PROVIDED INFORMATION:
• • • • • • •

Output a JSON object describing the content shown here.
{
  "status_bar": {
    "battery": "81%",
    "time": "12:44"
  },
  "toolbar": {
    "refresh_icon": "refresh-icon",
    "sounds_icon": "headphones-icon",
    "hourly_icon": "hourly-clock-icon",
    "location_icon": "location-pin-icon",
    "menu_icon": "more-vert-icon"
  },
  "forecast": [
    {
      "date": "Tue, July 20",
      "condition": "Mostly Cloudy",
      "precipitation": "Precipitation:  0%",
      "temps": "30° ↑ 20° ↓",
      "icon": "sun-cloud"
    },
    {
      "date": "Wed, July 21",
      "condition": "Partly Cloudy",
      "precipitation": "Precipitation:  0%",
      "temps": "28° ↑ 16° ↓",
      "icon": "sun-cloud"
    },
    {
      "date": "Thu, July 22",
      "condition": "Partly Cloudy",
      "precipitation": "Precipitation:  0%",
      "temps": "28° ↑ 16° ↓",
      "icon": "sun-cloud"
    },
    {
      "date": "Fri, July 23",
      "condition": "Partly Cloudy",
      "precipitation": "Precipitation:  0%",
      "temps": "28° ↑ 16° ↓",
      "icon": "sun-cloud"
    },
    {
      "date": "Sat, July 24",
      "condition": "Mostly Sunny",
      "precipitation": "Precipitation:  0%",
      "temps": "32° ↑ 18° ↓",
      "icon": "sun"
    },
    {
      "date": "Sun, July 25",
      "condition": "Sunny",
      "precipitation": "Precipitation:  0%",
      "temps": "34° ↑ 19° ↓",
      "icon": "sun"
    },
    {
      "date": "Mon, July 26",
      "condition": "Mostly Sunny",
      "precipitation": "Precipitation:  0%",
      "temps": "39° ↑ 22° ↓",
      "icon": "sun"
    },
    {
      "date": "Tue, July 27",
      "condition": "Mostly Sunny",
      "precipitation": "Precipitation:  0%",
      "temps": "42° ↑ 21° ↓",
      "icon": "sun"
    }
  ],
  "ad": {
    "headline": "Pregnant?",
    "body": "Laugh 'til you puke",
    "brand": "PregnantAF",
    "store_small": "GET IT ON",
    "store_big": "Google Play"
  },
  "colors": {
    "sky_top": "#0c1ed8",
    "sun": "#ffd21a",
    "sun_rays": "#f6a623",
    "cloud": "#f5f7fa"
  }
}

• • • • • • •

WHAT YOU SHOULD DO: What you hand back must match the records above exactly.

WRITTEN SOLUTION:
Output a JSON object describing the content shown here.
{
  "status_bar": {
    "battery": "81%",
    "time": "12:44"
  },
  "toolbar": {
    "refresh_icon": "refresh-icon",
    "sounds_icon": "headphones-icon",
    "hourly_icon": "hourly-clock-icon",
    "location_icon": "location-pin-icon",
    "menu_icon": "more-vert-icon"
  },
  "forecast": [
    {
      "date": "Tue, July 20",
      "condition": "Mostly Cloudy",
      "precipitation": "Precipitation:  0%",
      "temps": "30° ↑ 20° ↓",
      "icon": "sun-cloud"
    },
    {
      "date": "Wed, July 21",
      "condition": "Partly Cloudy",
      "precipitation": "Precipitation:  0%",
      "temps": "28° ↑ 16° ↓",
      "icon": "sun-cloud"
    },
    {
      "date": "Thu, July 22",
      "condition": "Partly Cloudy",
      "precipitation": "Precipitation:  0%",
      "temps": "28° ↑ 16° ↓",
      "icon": "sun-cloud"
    },
    {
      "date": "Fri, July 23",
      "condition": "Partly Cloudy",
      "precipitation": "Precipitation:  0%",
      "temps": "28° ↑ 16° ↓",
      "icon": "sun-cloud"
    },
    {
      "date": "Sat, July 24",
      "condition": "Mostly Sunny",
      "precipitation": "Precipitation:  0%",
      "temps": "32° ↑ 18° ↓",
      "icon": "sun"
    },
    {
      "date": "Sun, July 25",
      "condition": "Sunny",
      "precipitation": "Precipitation:  0%",
      "temps": "34° ↑ 19° ↓",
      "icon": "sun"
    },
    {
      "date": "Mon, July 26",
      "condition": "Mostly Sunny",
      "precipitation": "Precipitation:  0%",
      "temps": "39° ↑ 22° ↓",
      "icon": "sun"
    },
    {
      "date": "Tue, July 27",
      "condition": "Mostly Sunny",
      "precipitation": "Precipitation:  0%",
      "temps": "42° ↑ 21° ↓",
      "icon": "sun"
    }
  ],
  "ad": {
    "headline": "Pregnant?",
    "body": "Laugh 'til you puke",
    "brand": "PregnantAF",
    "store_small": "GET IT ON",
    "store_big": "Google Play"
  },
  "colors": {
    "sky_top": "#0c1ed8",
    "sun": "#ffd21a",
    "sun_rays": "#f6a623",
    "cloud": "#f5f7fa"
  }
}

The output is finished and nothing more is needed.